Museum of Anthropology
William S. Webb Museum of Anthropology
Founded in 1931, the William S. Webb Museum of Anthropology has three primary purposes: to acquire and maintain anthropological collections, support anthropological research, and disseminate anthropological knowledge. The extensive holdings serve to link the past, the present, and the future. The Museum is charged with several responsibilities: to serve a diverse audience, from the layperson to professionals; to preserve significant, irreplaceable objects; and to contribute to our understanding of past and present cultures, especially those of prehistoric Kentucky.
The Museum maintains a small exhibition area in the foyer of Lafferty Hall. Exhibits are designed and fabricated by anthropology students highlighting items in the museum's collection. Currently on display:
The Navaho - Pictorial essay of the Navaho Reservation in 1946 taken by Life magazine photographer Leonard McCombe.

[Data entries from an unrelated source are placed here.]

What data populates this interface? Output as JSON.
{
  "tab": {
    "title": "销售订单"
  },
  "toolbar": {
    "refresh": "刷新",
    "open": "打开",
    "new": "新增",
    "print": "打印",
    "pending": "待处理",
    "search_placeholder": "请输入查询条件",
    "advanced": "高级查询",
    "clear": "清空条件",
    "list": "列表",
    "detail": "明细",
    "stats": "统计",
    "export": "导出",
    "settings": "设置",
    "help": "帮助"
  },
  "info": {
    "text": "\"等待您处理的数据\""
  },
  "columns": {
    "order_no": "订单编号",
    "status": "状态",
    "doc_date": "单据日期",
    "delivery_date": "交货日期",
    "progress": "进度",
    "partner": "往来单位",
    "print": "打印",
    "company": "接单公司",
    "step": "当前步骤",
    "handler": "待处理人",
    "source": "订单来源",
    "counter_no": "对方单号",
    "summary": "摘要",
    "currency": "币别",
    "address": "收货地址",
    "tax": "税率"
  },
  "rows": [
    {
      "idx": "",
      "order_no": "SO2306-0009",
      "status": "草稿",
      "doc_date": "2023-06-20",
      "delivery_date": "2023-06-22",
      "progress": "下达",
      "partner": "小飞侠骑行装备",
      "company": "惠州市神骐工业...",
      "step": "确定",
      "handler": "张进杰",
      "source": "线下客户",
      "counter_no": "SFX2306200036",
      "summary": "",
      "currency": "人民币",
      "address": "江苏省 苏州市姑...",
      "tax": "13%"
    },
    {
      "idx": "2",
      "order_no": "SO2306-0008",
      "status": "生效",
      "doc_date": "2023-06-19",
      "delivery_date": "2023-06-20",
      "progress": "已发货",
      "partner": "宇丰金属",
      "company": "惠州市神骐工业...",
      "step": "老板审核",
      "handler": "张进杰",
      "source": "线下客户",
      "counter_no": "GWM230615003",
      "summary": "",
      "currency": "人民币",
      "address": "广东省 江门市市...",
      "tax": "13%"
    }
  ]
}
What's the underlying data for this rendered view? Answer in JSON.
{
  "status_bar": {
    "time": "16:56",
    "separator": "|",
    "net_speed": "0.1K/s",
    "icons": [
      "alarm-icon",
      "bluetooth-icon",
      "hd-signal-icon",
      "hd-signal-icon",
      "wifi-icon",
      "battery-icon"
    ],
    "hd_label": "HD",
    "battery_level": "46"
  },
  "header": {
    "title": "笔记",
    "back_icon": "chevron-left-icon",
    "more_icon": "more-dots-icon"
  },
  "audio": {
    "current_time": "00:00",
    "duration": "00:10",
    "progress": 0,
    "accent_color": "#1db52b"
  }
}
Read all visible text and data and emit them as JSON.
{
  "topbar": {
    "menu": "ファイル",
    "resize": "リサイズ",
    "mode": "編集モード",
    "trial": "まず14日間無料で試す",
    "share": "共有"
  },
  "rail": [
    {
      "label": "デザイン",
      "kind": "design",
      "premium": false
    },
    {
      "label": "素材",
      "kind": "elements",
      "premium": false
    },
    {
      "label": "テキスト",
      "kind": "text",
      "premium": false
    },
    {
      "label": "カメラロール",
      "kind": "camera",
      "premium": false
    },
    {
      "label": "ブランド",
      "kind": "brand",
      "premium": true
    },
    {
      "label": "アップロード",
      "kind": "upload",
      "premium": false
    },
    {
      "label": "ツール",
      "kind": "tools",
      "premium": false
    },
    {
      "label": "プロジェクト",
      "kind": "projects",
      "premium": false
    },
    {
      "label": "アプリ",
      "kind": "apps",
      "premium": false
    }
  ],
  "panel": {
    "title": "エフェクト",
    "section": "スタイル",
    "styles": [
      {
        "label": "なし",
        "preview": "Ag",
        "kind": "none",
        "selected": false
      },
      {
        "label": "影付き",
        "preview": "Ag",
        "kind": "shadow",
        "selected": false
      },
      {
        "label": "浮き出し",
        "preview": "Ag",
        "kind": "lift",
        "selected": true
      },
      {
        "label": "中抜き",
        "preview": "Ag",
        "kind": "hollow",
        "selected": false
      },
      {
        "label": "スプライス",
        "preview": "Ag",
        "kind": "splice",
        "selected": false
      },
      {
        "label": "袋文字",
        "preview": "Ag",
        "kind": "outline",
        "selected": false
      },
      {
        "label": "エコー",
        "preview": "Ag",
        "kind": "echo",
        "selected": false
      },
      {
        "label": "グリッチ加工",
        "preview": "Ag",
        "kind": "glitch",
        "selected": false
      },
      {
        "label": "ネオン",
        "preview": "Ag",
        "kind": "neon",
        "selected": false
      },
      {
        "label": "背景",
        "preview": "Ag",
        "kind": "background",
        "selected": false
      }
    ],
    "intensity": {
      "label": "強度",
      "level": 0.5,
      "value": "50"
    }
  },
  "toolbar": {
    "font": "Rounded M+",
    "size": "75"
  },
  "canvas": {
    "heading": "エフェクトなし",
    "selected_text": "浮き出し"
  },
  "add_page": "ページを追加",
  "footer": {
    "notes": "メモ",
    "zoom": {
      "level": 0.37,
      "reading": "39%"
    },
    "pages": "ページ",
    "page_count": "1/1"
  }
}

The museum encourages professionals, students, and other researches to conduct research on our extensive collections. Access to the collections for research purposes is by application. Contact the Museum Director, George Crothers, for more information.